Posted on May 26, 2016 by Matt Pressman
Tesla Motors [NASDAQ: TSLA] went public in 2010 and became the first American car company to do so since Ford Motor Company in 1956. One of the distinguishing characteristics of Tesla's disruptive business strategy has been its approach to selling its all-electric automobiles. In an unusual move, Tesla located many of its "stores" inside of shopping malls. And CNBC reports, "The 24 malls that list Tesla as a tenant average $940 in sales per square foot, compared to $835 for those without the carmaker in their directory, according to research by Green Street Advisors. Tesla's correlation to high-performing malls mimics that of another star Silicon Valley tenant: Apple."
Furthermore, it's reported that, "Both Tesla and Apple sell in-demand products with high price tags, which helps drive their store productivity. As a result, the malls in which they reside experience similar success. However, it's worth noting that both retailers seek out locations in well-to-do centers and geographies, making it a bit of a 'chicken versus the egg' scenario. For instance, Tesla has locations in three of what Green Street has ranked as America's top 10 malls — The Village at Corte Madera and Century City, both in California, and Hawaii's Ala Moana Center."

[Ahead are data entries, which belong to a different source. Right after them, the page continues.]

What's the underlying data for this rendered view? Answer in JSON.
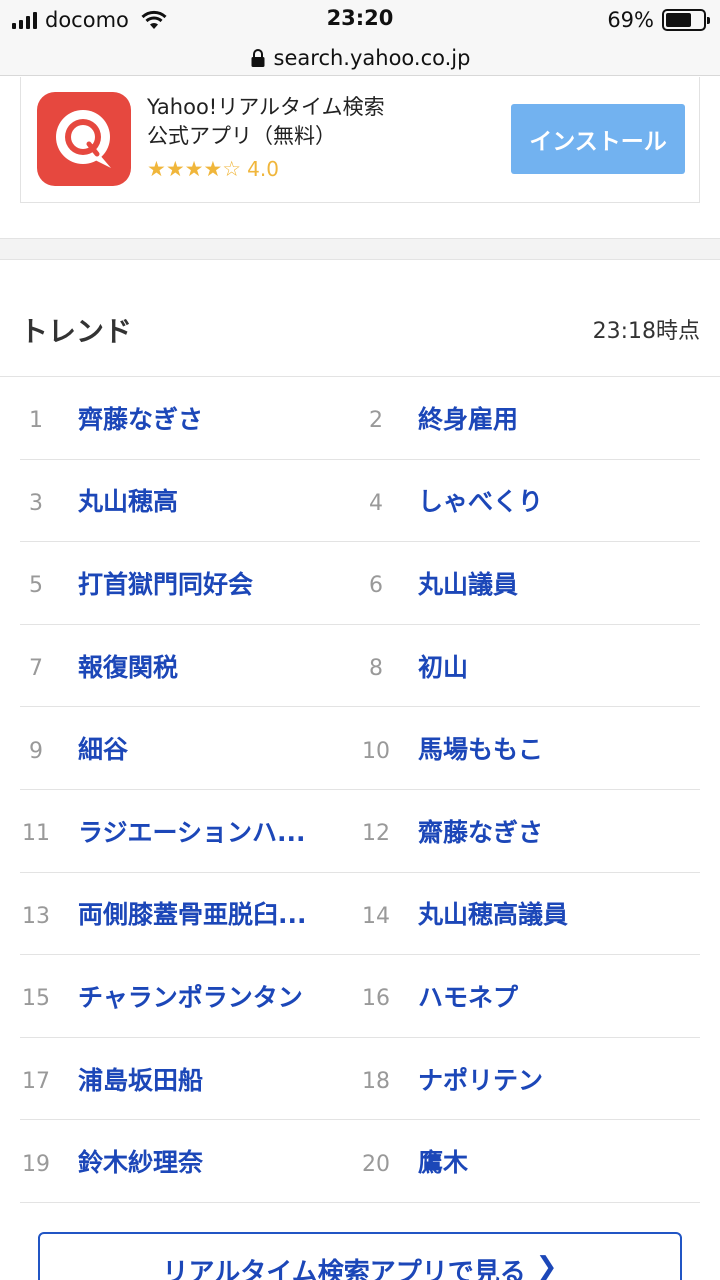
{
  "status_bar": {
    "carrier": "docomo",
    "time": "23:20",
    "battery_percent": "69%",
    "battery_level": 0.69
  },
  "url_bar": {
    "url": "search.yahoo.co.jp"
  },
  "app_banner": {
    "title_line1": "Yahoo!リアルタイム検索",
    "title_line2": "公式アプリ（無料）",
    "stars": "★★★★☆",
    "rating": "4.0",
    "install_label": "インストール",
    "icon_color": "#e6483f"
  },
  "trend": {
    "title": "トレンド",
    "timestamp": "23:18時点",
    "rows": [
      [
        {
          "rank": "1",
          "term": "齊藤なぎさ"
        },
        {
          "rank": "2",
          "term": "終身雇用"
        }
      ],
      [
        {
          "rank": "3",
          "term": "丸山穂高"
        },
        {
          "rank": "4",
          "term": "しゃべくり"
        }
      ],
      [
        {
          "rank": "5",
          "term": "打首獄門同好会"
        },
        {
          "rank": "6",
          "term": "丸山議員"
        }
      ],
      [
        {
          "rank": "7",
          "term": "報復関税"
        },
        {
          "rank": "8",
          "term": "初山"
        }
      ],
      [
        {
          "rank": "9",
          "term": "細谷"
        },
        {
          "rank": "10",
          "term": "馬場ももこ"
        }
      ],
      [
        {
          "rank": "11",
          "term": "ラジエーションハ..."
        },
        {
          "rank": "12",
          "term": "齋藤なぎさ"
        }
      ],
      [
        {
          "rank": "13",
          "term": "両側膝蓋骨亜脱臼..."
        },
        {
          "rank": "14",
          "term": "丸山穂高議員"
        }
      ],
      [
        {
          "rank": "15",
          "term": "チャランポランタン"
        },
        {
          "rank": "16",
          "term": "ハモネプ"
        }
      ],
      [
        {
          "rank": "17",
          "term": "浦島坂田船"
        },
        {
          "rank": "18",
          "term": "ナポリテン"
        }
      ],
      [
        {
          "rank": "19",
          "term": "鈴木紗理奈"
        },
        {
          "rank": "20",
          "term": "鷹木"
        }
      ]
    ]
  },
  "footer": {
    "app_link_label": "リアルタイム検索アプリで見る",
    "chevron": "❯"
  },
  "colors": {
    "link_blue": "#1c47b8",
    "install_blue": "#72b2f0",
    "star_gold": "#f0b63b"
  }
}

To that end, Tesla is continuing to push its retail strategy further into popular high-end summer vacation locales. New York Post reports, "Just in time for summer, Tesla Motors, led by CEO Elon Musk, is tweaking its retail business plan and opening two stores at East Coast resorts — one in the Hamptons and another in Cape Cod... Slated to open Friday ahead of Memorial Day weekend, the stores will measure just over 1,500 square feet, on the small side for a Tesla store. Located at 50 Newton Lane in East Hampton and 11 Central Square in Cape Cod’s Mashpee Commons, the new shops are among the first in Tesla’s chain that will cater primarily to tourists."
However, in a handful of U.S. states, Tesla's direct sales strategy has met opposition from the franchise dealership lobby. Most recently, North Carolina has pushed back on Tesla opening a second sales location in the state. That said, Tesla is gaining traction in one of the key states that has proven difficult, Texas. It turns out that, "the carmaker won endorsement by state GOP convention delegates of letting consumers buy cars directly from manufacturers. It was an important victory for Elon Musk, Tesla’s chief executive, and one that showed there may be a weak link in the seemingly impenetrable army of auto dealers that has kept the California company from making major inroads in Texas. Nearly 90 percent of the more than 8,000 delegates supported the Tesla-backed language in the party platform."
Above: Professional racecar driver and Tesla owner, Leilani Münter, pictured with her Model S has been fighting in her home state of North Carolina for Tesla's right to open stores (Source: Autoblog)
Regardless, Tesla's retail model has proven both innovative and successful considering the rapid growth of the company. In fact, certain Tesla competitors have already begun to test a similar sales model themselves. Looking ahead, to support the Model 3, Tesla plans to double the number of stores it has worldwide to 441 by the end of next year. So we'll be sure to keep you updated on progress with Tesla's game-changing direct sales model.